“What I hope Episcopalians will know from our small, singular experience in Katowice is that their voices matter,” Andrus said, and he encouraged anyone interested in these issues to follow the Episcopal Public Policy Network. “Advocacy is the way we express our faith in action.”

– David Paulsen is an editor and reporter for the Episcopal News Service. He can be reached at dpaulsen@episcopalchurch.org.

The post Episcopal delegation heralds progress in addressing climate change at COP24 in Poland appeared first on Episcopal News Service.

Read Full Article
  • Show original
  • .
  • Share
  • .
  • Favorite
  • .
  • Email
  • .
  • Add Tags 

[Anglican Communion News Service] The Anglican Church in Japan has celebrated 20 years of women’s ordination to the priesthood with an overnight retreat and celebratory Eucharist.

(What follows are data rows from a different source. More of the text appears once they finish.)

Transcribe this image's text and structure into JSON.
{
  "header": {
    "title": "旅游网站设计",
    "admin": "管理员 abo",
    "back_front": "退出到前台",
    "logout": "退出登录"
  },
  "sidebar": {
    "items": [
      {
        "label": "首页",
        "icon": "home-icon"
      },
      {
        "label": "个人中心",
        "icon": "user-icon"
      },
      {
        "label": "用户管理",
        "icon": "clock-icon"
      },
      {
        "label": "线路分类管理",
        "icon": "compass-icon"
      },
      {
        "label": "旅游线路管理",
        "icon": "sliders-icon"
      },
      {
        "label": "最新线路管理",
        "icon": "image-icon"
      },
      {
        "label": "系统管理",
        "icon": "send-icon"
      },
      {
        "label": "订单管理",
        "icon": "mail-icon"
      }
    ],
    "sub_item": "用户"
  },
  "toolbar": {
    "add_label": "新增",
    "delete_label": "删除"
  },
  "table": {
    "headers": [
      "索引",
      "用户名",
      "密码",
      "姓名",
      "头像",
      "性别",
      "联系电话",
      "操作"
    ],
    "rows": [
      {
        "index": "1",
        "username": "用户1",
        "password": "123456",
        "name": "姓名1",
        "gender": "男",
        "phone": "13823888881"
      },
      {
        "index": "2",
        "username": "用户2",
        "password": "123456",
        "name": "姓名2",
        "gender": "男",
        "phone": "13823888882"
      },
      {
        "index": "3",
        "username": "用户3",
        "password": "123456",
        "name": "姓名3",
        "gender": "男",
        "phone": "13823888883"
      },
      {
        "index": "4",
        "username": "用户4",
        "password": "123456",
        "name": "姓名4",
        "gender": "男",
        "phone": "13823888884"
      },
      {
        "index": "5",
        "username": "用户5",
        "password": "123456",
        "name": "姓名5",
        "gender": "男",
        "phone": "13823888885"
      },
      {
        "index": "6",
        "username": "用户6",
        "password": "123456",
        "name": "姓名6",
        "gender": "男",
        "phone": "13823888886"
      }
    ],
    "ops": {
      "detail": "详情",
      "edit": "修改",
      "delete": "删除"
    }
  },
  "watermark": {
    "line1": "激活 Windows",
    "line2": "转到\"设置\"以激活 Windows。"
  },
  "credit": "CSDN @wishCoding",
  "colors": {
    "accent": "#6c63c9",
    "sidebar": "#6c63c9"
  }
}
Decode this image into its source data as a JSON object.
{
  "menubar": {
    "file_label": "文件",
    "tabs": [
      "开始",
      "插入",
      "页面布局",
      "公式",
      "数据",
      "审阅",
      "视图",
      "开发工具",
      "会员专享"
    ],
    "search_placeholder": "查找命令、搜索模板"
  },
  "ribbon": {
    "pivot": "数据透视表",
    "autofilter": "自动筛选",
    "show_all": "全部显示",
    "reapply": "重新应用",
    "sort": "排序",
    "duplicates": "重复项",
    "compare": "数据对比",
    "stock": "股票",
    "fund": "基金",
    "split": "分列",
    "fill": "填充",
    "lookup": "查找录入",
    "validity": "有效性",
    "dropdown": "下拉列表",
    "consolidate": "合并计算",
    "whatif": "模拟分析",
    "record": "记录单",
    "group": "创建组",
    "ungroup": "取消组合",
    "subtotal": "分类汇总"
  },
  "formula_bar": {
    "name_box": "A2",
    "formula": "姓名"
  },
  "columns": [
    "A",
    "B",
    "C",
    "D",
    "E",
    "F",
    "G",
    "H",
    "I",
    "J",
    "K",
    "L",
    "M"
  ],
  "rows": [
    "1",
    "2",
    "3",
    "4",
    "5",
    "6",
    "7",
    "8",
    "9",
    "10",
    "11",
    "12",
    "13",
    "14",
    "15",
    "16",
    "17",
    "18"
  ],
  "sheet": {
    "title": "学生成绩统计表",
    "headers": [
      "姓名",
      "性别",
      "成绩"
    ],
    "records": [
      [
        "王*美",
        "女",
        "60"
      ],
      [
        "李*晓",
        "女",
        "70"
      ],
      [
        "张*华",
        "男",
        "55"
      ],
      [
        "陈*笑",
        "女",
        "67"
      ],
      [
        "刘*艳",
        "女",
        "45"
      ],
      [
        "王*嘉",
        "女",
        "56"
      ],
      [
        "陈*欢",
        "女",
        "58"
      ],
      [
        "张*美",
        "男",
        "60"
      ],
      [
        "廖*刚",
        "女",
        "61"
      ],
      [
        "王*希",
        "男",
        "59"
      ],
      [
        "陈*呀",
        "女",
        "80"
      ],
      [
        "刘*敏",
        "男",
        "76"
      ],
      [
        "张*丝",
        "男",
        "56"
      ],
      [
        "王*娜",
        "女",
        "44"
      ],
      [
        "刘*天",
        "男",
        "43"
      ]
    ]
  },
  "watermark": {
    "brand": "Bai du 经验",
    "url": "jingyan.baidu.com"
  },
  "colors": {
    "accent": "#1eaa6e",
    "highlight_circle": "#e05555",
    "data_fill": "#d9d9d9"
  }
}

The retreat, at the Anglican Community of Nazareth in Tokyo, was led by the Rev. Ajuko Ueda, a priest and theologian, before the Eucharist at St. Andrew’s Cathedral in Tokyo. Archbishop Nathaniel Makoto Uematsu joined several bishops in the congregation for the service, which was presided over by the Rev. Atsuko Fumoto, the province’s most recently ordained female priest.

Read the full article here.

The post Anglican Church in Japan celebrates two decades of women’s ordination appeared first on Episcopal News Service.

Read Full Article
  • Show original
  • .
  • Share
  • .
  • Favorite
  • .
  • Email
  • .
  • Add Tags 

[Anglican Communion News Service] The first woman to be consecrated to the office of bishop in the Church of England, Libby Lane, is to become a diocesan bishop. Currently the suffragan bishop of Stockport in the Diocese of Chester – a role she has held since 2015 – Lane has been chosen as the next bishop of Derby. The bishop made history when she was consecrated in York Minster in January 2015. She will take up her new role after Easter 2019.

Read the full article here.

The post Church of England’s first female bishop chosen for diocesan bishop role appeared first on Episcopal News Service.

Read Full Article
  • Show original
  • .
  • Share
  • .
  • Favorite
  • .
  • Email
  • .
  • Add Tags 

Separate tags by commas
To access this feature, please upgrade your account.
Start your free month
Free Preview